Angela is a freelance illustrator currently living and working in New York. She graduated from the Fashion Institute of Technology in 2011 with a BFA in Illustration. Since then she has been featured in a number of magazines and shows. Her work is a combination of traditional and digital media which is reminiscent of a classical storybook illustration. Besides artwork, Angela enjoys traveling, birding and photography. She is open to comments, commissions, or questions and is currently available for illustration jobs of any kinds and is looking for an art rep.
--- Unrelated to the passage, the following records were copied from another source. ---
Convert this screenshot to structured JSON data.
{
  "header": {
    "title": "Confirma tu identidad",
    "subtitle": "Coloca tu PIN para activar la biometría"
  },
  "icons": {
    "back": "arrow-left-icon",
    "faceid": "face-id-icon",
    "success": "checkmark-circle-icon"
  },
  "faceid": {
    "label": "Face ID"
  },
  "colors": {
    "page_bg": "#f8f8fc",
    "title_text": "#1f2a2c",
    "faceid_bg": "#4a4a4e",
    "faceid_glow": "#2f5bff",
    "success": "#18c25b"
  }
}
Thanks sosuperawesome for this Curator’s Monday sharing.
Fistful of Dollars (1964) and Yojimbo (1961)
when ur friends are all online
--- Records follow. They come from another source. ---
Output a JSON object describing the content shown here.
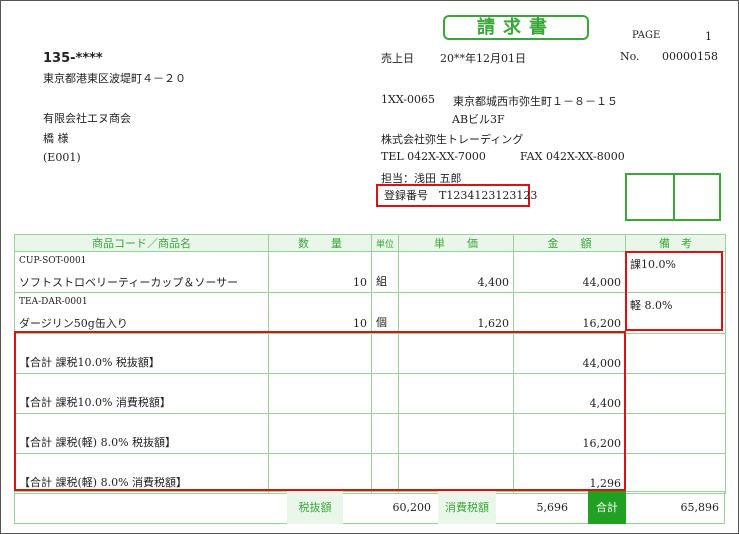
{
  "doc": {
    "title": "請求書",
    "page_label": "PAGE",
    "page_no": "1",
    "date_label": "売上日",
    "date": "20**年12月01日",
    "no_label": "No.",
    "no": "00000158"
  },
  "customer": {
    "zip": "135-****",
    "address": "東京都港東区波堤町４－２０",
    "company": "有限会社エヌ商会",
    "person": "橋 様",
    "code": "(E001)"
  },
  "issuer": {
    "zip": "1XX-0065",
    "address": "東京都城西市弥生町１－８－１５",
    "building": "ABビル3F",
    "company": "株式会社弥生トレーディング",
    "tel": "TEL 042X-XX-7000",
    "fax": "FAX 042X-XX-8000",
    "staff": "担当：浅田 五郎",
    "registration": "登録番号　T1234123123123"
  },
  "table": {
    "headers": [
      "商品コード／商品名",
      "数　　量",
      "単位",
      "単　　価",
      "金　　額",
      "備　考"
    ],
    "items": [
      {
        "code": "CUP-SOT-0001",
        "name": "ソフトストロベリーティーカップ＆ソーサー",
        "qty": "10",
        "unit": "組",
        "price": "4,400",
        "amount": "44,000",
        "note": "課10.0%"
      },
      {
        "code": "TEA-DAR-0001",
        "name": "ダージリン50g缶入り",
        "qty": "10",
        "unit": "個",
        "price": "1,620",
        "amount": "16,200",
        "note": "軽 8.0%"
      }
    ],
    "summary": [
      {
        "label": "【合計 課税10.0% 税抜額】",
        "amount": "44,000"
      },
      {
        "label": "【合計 課税10.0% 消費税額】",
        "amount": "4,400"
      },
      {
        "label": "【合計 課税(軽) 8.0% 税抜額】",
        "amount": "16,200"
      },
      {
        "label": "【合計 課税(軽) 8.0% 消費税額】",
        "amount": "1,296"
      }
    ]
  },
  "totals": {
    "pretax_label": "税抜額",
    "pretax": "60,200",
    "tax_label": "消費税額",
    "tax": "5,696",
    "total_label": "合計",
    "total": "65,896"
  },
  "colors": {
    "accent": "#3aa63a",
    "highlight": "#dd1111"
  }
}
Traces of coca and nicotine found in Egyptian mummies - WTF fun facts
well DUH. a lot of historians are still trying to process the fact that ancient egyptians knew how to build boats, which is ridiculous. why would they not be seafarers and explorers?
this is not new or surprising information at all. it pretty much day one of any african-american studies course.
the egyptians knew that if they put their boats in front of the summer storm winds it’d blow them right across the sea to the Americas and they shared that with the greeks.
It’s really hard for people to understand that everyone had boats, exploration, and trade interactions without the same level of murder, colonization, and violence that the Europeans did. It’s really hard for people to get that.
The Sea-Craft of Prehistory (book; Eurocentric as heck)
Scientific Evidence for Pre-Columbian Transoceanic Voyages (273 pages-for the hardcore only!):The only plausible explanation for these findings is that a considerable number of transoceanic voyages in both directions across both major oceans were completed between the 7th millennium BC and the European age of discovery. Our growing knowledge of early maritime technology and its accomplishments gives us confidence that vessels and nautical skills capable of these long-distance travels were developed by the times indicated. These voyages put a new complexion on the extensive Old World/New World cultural parallels that have long been controversial.
This is important for the knowledge/history aspect, but also because of what was said above, that exploration/seafaring/technological advancement does not automatically mean conquest, colonization, and genocide. It’s one of those myths that an annoyingly large amount of people pass around to justify white supremacy: that everybody wants to conquer and wipe out everybody else, and that white people just got the technology and exploration level up first to do it. They like this myth for several reasons: 1) it frames genocide, slavery, conquest, etc, as natural results of human development, SOMEBODY would have eventually done it regardless 2) it frames evil acts as “human nature”, it implies that the victims of those acts would have done them if they could, and that the people doing it were only acting on “nature” 3) it implies that because white people did these things therefore white people must have had the highest technological level and 4) because white people had the highest technological level therefore white people deserved their place in the world as conquerers and colonizers and enslavers.
Of course none of this is true, but it’s something our society likes to believe and the narrative is distributed through “common knowledge” and through our media, where non-white cultures in “historical” dramas are framed as “primitive” or warlike or both, and all the various dystopia fiction where “the oppressed become the oppressors” and what not (i.e. everybody wants to conquer everybody else, so SOMEBODY has to be on top).
The egyptians had slaves so idk what you’re really getting at with this rant.
Requested by thecrossingmoose